Taking the Jug off is a relaxing experience due to its size. On the second flight of the pre-production prototype, I tossed it up without sufficient throttle and the plane nearly stalled about five feet above ground. Panicking, I fire-walled the throttle and surprisingly, the Jug zoomed right off, without a touch of torque roll or leftward yaw! On a 2300 KV motor, both underhand and overhead tosses should unfold uneventfully. Higher KV motors will make this P47 scream even on 3-cell, but stepping down to a 5" propeller may be preferable for less experienced pilots.
The Jug definitely does not fall short of exhilarating when it comes to aerobatics. From long and lazy cuban eights to snap rolls and vertical climbouts, the mini P47 can push the limits of foamboard model performance in the right hands. Similar to the FliteTest Mini Mustang, it can switch between docile low passes and high energy stunts with a click of the rates switch. Depending on the weight of your build, you may need to carry some throttle on landing approaches, but team member David Haakinson and I both noticed that the Mini P47 – once well trimmed – can break into an effortless and smooth glide.
Experienced builder and pilot George Coia related his account of flying his wonderful build:
"The mini p-47 looks more like a store-bought model than a DIY build. For it's size it [flies] amazingly stable. And super fast with a 2205RS 4S setup. Nobody at my flight club could believe it was a foam board model until they got up close to it. Love this plane ... close to 100 flights so far."
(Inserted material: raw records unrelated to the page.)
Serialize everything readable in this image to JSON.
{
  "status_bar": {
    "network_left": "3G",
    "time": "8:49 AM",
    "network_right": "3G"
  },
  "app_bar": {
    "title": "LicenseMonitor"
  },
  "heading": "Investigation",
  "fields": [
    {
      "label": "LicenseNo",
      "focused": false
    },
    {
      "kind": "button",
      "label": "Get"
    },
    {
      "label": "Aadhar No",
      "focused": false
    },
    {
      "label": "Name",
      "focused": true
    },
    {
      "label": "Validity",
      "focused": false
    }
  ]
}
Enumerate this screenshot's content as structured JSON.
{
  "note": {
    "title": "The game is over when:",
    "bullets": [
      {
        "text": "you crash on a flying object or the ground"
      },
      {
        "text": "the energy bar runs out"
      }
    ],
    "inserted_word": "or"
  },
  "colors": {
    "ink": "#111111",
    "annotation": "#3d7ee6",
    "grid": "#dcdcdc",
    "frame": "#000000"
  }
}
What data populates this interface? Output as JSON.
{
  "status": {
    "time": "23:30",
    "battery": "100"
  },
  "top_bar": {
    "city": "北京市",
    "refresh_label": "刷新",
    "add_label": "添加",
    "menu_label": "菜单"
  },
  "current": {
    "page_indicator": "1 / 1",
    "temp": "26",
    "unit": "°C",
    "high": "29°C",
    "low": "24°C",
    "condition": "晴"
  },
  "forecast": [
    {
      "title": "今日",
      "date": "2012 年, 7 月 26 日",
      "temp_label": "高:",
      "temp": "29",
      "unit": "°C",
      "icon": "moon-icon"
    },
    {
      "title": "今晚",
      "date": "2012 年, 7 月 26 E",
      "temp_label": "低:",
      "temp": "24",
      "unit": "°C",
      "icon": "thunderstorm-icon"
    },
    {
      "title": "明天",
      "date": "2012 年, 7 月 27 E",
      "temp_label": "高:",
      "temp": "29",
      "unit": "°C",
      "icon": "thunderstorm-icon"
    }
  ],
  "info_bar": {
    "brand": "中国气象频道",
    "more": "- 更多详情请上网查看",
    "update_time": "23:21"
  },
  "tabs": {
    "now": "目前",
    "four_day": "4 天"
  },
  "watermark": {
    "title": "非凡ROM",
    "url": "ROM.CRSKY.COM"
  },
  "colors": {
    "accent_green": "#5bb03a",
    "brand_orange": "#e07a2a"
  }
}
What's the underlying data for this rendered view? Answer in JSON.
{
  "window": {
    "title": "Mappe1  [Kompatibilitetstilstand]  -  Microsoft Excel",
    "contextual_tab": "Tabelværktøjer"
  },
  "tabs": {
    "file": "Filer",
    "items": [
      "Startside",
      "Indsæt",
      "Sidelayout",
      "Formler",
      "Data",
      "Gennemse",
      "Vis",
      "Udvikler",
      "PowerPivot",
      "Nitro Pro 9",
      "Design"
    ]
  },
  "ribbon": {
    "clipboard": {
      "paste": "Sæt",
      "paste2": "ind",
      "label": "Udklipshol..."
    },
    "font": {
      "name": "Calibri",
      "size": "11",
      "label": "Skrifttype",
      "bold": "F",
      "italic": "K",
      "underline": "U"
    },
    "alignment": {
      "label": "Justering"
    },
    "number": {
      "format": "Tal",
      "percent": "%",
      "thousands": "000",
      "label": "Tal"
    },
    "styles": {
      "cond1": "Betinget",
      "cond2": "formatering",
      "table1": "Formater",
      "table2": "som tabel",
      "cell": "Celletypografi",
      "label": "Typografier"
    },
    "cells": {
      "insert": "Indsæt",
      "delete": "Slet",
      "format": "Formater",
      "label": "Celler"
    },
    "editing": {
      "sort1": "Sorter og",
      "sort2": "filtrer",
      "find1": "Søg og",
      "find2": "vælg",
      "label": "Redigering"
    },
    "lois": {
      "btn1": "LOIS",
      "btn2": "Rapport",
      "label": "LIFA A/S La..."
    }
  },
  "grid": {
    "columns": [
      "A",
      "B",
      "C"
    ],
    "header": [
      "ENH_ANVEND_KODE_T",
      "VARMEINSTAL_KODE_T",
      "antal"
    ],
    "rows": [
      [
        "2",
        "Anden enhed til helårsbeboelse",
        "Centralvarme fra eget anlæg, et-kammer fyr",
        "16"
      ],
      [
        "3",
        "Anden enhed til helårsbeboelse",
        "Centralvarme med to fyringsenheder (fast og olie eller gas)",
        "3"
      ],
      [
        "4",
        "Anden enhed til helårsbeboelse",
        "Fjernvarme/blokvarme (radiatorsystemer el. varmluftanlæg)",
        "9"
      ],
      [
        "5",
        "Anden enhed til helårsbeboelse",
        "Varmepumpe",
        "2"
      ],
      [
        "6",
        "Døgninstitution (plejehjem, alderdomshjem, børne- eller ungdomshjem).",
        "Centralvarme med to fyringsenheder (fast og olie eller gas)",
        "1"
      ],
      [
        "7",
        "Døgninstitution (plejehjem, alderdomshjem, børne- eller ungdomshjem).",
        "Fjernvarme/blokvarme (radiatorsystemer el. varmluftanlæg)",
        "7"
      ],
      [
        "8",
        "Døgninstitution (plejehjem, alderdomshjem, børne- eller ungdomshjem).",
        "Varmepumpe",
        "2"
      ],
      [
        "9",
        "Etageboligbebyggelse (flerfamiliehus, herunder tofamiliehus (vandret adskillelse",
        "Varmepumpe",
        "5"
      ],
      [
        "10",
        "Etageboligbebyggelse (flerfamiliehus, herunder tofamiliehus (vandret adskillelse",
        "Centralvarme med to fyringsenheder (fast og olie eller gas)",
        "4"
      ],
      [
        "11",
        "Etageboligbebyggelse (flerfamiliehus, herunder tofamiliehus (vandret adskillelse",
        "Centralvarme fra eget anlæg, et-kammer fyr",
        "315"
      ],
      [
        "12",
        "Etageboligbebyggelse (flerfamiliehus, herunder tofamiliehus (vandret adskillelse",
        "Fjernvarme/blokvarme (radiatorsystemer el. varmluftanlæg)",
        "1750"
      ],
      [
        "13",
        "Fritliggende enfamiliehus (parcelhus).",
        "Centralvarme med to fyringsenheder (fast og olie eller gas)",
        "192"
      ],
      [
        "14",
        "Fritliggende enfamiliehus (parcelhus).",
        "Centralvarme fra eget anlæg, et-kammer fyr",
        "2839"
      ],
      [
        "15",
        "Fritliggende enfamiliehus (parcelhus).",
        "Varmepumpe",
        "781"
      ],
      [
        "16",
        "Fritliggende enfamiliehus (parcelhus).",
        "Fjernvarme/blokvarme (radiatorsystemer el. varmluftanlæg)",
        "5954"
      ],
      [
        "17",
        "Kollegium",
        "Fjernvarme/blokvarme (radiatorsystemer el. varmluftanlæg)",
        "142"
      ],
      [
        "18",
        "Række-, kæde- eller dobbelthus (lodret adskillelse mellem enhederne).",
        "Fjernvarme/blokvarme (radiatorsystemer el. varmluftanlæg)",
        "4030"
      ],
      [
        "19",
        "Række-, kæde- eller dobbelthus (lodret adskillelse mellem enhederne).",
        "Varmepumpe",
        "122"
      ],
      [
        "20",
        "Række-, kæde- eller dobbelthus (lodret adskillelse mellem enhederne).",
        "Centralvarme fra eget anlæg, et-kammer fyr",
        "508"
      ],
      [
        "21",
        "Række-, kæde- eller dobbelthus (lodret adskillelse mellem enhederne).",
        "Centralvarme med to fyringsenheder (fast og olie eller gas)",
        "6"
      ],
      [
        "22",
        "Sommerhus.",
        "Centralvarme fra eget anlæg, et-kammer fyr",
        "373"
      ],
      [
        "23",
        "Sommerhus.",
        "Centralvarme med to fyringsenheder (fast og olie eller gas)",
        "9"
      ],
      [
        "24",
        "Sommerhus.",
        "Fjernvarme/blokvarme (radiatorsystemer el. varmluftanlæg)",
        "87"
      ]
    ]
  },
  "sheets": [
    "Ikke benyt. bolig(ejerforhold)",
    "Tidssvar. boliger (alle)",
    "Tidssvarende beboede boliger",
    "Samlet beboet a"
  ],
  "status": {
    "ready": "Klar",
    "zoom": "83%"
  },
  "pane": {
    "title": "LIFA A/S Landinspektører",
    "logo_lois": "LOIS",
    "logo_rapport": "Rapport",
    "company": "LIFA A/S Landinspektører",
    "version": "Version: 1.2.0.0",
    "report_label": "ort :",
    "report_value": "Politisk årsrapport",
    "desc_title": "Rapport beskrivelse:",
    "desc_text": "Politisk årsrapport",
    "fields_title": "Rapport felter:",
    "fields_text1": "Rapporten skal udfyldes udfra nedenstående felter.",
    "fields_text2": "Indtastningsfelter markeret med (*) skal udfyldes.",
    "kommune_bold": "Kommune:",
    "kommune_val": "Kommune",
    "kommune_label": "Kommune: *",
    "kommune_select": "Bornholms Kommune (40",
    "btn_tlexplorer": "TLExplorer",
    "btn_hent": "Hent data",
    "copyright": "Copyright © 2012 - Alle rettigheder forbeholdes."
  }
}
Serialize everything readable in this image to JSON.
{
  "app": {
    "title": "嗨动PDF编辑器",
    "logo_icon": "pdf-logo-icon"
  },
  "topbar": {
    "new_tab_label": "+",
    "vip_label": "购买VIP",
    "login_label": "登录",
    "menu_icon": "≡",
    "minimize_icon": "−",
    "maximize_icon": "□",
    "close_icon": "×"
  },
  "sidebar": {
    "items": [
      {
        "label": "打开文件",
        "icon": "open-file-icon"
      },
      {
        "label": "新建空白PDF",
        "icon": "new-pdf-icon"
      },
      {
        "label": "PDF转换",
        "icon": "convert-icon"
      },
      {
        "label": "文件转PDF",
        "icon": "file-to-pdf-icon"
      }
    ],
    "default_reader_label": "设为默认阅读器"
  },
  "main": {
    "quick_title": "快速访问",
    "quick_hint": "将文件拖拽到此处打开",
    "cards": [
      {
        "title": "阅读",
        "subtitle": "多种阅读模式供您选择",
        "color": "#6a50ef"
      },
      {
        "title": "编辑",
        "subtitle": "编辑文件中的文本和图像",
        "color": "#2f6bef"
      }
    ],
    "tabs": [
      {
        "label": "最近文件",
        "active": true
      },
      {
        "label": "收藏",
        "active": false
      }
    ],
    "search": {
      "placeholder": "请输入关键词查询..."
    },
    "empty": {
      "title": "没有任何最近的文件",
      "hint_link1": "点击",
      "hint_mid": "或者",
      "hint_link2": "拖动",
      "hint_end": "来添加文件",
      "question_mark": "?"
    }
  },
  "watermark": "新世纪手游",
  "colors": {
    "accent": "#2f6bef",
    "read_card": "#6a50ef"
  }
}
Whatever your skill levels are in terms of building and flying, I hope that this model has inspired you to follow your passion in aviation and pursue your dream projects. As for this P47, the design could not have come to reality without the support and unfailing encouragement from the FliteTest community, especially each and every one of the beta builders. It was truly humbling to see members such as speed legend Nic Lechner, retired Navy veteran David Swartz and experienced scratchbuilder Jason Potosky put their minds and hearts together to push this build to the next level.
Today, the 27th of June, is National PTSD Awareness Day, and I would like to dedicate this project to all those who served for justice and humanity. It is my honor, as a member of the FliteTest family, to play a small role in carrying the legacies of their service and of aviation stalwarts like the P47 Thunderbolt into the coming years.
Words aren’t enough to thank FliteTest for the encouragement and support they provided through their show and their community for me to pursue this design in an economical and educational manner. Thank you for reading this article, and happy flying!!!
Signing off - MiniacRC